How Much Did CBO’s Estimate Change and Why?
CBO’s current estimate of the savings to Medicare from this option is much lower than its earlier estimates for proposals to raise Medicare’s eligibility age. For example, in a report published in January 2012, CBO estimated that such a policy change would produce budgetary savings of $113 billion over 10 years.
The current, lower estimate primarily reflects a new assessment by CBO that some of the people whose eligibility for Medicare would be delayed under this option would not cost Medicare as much, under current law, as CBO previously projected. CBO’s current estimate incorporates a detailed analysis of the cost of 65- and 66-year-old Medicare beneficiaries.
CBO’s analysis highlighted two points. First, at ages 65 and 66, beneficiaries who enrolled in Medicare when they turned 65 tend to be in much better health—and thus are substantially less expensive, on average—than beneficiaries who were already enrolled upon turning 65 (because of disability or end-stage renal disease). Second, the many 65- and 66-year-old beneficiaries who are workers (or workers’ elderly spouses) with employment-based health insurance are less costly to Medicare, on average, than other beneficiaries at those ages. For most of those workers, employment-based health insurance is the primary source of coverage, and Medicare is a secondary payer—meaning that Medicare’s payments are limited to the cost-sharing obligations that beneficiaries face under their employment-based health insurance policies.

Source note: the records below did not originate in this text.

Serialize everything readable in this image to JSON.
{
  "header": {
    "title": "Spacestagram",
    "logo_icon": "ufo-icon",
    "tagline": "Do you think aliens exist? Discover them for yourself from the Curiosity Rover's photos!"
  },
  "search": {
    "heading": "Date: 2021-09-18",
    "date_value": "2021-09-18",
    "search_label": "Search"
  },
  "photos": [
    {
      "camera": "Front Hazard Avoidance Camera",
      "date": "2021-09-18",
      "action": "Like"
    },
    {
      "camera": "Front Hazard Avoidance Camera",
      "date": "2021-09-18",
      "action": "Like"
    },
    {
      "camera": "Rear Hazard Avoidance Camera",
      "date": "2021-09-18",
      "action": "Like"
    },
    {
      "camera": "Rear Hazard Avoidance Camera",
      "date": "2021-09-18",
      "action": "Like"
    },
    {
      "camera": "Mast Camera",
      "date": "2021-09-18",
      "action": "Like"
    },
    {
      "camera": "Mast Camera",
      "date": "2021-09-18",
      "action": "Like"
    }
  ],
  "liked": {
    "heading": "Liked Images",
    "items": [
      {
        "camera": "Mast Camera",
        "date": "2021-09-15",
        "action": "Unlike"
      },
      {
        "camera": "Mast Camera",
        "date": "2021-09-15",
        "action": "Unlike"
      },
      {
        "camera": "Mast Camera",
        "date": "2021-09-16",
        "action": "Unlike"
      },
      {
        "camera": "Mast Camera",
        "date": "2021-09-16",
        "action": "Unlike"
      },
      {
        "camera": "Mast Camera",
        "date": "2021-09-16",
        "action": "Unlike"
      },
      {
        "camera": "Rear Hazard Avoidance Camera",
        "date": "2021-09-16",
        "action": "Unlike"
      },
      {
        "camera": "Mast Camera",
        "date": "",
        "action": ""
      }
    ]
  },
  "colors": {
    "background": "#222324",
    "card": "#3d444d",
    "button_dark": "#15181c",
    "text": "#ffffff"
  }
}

Moreover, most beneficiaries for whom Medicare is a secondary payer wait to enroll in Parts B and D of Medicare until they (or their spouses) stop working. As a result, Medicare spends much less on Part A services for those beneficiaries than it does for beneficiaries for whom Medicare is the primary payer, and it does not pay for services covered under Parts B and D.
Taking into account both of those factors—differences in health status between beneficiaries who enroll in Medicare at age 65 and those already enrolled by 65, and the effect of secondary-payer status—caused a significant reduction in CBO’s estimate of Medicare spending under current law for beneficiaries who would be affected by the increase in the eligibility age. Mostly as a result of those changes, CBO’s current estimate of the net costs to Medicare of those beneficiaries under current law is roughly 60 percent lower than CBO’s previous estimates.
By contrast, CBO’s estimate of the extent to which this option would increase federal spending for Medicaid and exchange subsidies has not changed significantly. Compared with previous estimates, a similar proportion of beneficiaries who would lose Medicare eligibility under this option are estimated to enroll in Medicaid or the health insurance exchanges.
The much smaller reduction in Medicare spending, combined with a similar increase in non-Medicare spending, results in a net change in projected outlays that is much smaller than previously estimated. Additionally, CBO’s new estimate includes the option’s projected effects on federal revenues, which was not included in previous estimates.